This information can also be found on the Board web site (see below) and will be updated as required.

The Board appreciates the understanding of the boating public, the marina operators and the public in general during this state of emergency.

The Board, in conjunction with its staff, will continue to monitor the situation and act accordingly.The Board intends to review this strategy in mid-September at its regularly scheduled monthly teleconference.

The International Joint Commission was created under the Boundary Waters Treaty of 1909 to help prevent and resolve disputes over the use of waters along the Canada-United States boundary. Its responsibilities include approving certain projects that would change water levels on the other side of the boundary, such as the international hydropower project at Massena, New York and Cornwall, Ontario. When it approves a project, the Commission’s Orders of Approval may require that flows through the project meet certain conditions to protect interests in both countries. For more information, visit the Commission’s website at www.ijc.org.

The International St. Lawrence River Board of Control was established by the International Joint Commission, mainly to ensure that outflows from Lake Ontario meet the requirements of the Commission’s Orders of Approval. For more information, visit the Board’s website at www.islrbc.org.

For Release: August 19, 2003

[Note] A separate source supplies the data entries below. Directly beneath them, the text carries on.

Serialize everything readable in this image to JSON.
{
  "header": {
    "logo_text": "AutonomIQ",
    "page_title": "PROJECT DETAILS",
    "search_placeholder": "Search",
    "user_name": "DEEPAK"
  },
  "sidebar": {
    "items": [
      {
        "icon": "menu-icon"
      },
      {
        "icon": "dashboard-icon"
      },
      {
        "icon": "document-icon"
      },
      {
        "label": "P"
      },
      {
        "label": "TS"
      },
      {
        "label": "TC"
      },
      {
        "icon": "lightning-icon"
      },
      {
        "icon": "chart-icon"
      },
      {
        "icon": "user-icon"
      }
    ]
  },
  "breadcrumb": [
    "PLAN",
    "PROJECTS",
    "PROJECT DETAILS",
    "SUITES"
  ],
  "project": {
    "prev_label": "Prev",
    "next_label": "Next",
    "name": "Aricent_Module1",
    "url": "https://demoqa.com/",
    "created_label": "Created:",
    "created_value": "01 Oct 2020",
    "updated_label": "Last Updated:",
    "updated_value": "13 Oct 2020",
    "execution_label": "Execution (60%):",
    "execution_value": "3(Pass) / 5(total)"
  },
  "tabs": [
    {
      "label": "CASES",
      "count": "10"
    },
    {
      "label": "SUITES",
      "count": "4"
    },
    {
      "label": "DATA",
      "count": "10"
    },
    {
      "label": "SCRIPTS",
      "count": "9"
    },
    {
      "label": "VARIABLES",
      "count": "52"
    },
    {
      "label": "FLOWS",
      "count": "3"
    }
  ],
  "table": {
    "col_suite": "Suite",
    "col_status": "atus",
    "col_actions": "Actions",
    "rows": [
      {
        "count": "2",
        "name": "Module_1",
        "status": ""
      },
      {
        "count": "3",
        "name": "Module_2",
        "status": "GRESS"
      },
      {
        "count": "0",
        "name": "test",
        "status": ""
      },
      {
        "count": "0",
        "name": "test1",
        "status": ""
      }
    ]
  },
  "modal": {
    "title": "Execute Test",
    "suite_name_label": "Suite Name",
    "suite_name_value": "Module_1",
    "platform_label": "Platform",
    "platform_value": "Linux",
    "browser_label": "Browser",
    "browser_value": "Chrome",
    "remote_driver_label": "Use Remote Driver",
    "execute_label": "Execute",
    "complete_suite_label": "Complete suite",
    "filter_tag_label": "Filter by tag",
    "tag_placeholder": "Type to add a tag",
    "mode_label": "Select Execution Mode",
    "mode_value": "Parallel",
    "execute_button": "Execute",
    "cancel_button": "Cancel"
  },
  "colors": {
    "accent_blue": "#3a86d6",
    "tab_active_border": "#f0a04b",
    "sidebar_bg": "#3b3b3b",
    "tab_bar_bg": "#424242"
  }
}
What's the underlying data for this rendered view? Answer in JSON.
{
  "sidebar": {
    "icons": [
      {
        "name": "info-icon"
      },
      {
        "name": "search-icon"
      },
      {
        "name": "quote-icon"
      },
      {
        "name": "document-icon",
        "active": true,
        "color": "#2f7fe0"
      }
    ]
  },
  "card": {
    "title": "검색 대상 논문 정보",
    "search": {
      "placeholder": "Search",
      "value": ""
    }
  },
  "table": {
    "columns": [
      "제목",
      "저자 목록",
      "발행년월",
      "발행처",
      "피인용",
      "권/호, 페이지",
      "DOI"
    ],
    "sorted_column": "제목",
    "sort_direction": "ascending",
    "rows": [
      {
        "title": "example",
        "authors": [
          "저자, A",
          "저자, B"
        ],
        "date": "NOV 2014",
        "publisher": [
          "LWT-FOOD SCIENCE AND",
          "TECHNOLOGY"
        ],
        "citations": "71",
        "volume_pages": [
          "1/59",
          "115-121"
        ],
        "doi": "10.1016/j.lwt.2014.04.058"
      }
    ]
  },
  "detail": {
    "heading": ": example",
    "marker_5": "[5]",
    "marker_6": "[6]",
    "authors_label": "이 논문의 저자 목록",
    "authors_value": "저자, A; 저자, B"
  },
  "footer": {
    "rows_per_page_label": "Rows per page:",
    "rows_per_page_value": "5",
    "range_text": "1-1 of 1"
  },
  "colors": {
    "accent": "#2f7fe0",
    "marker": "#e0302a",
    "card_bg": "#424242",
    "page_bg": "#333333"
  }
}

Contacts:

Reg Golding, Ottawa, Ontario (613) 998-1408

John Kangas, Chicago, Illinois (312) 353-4333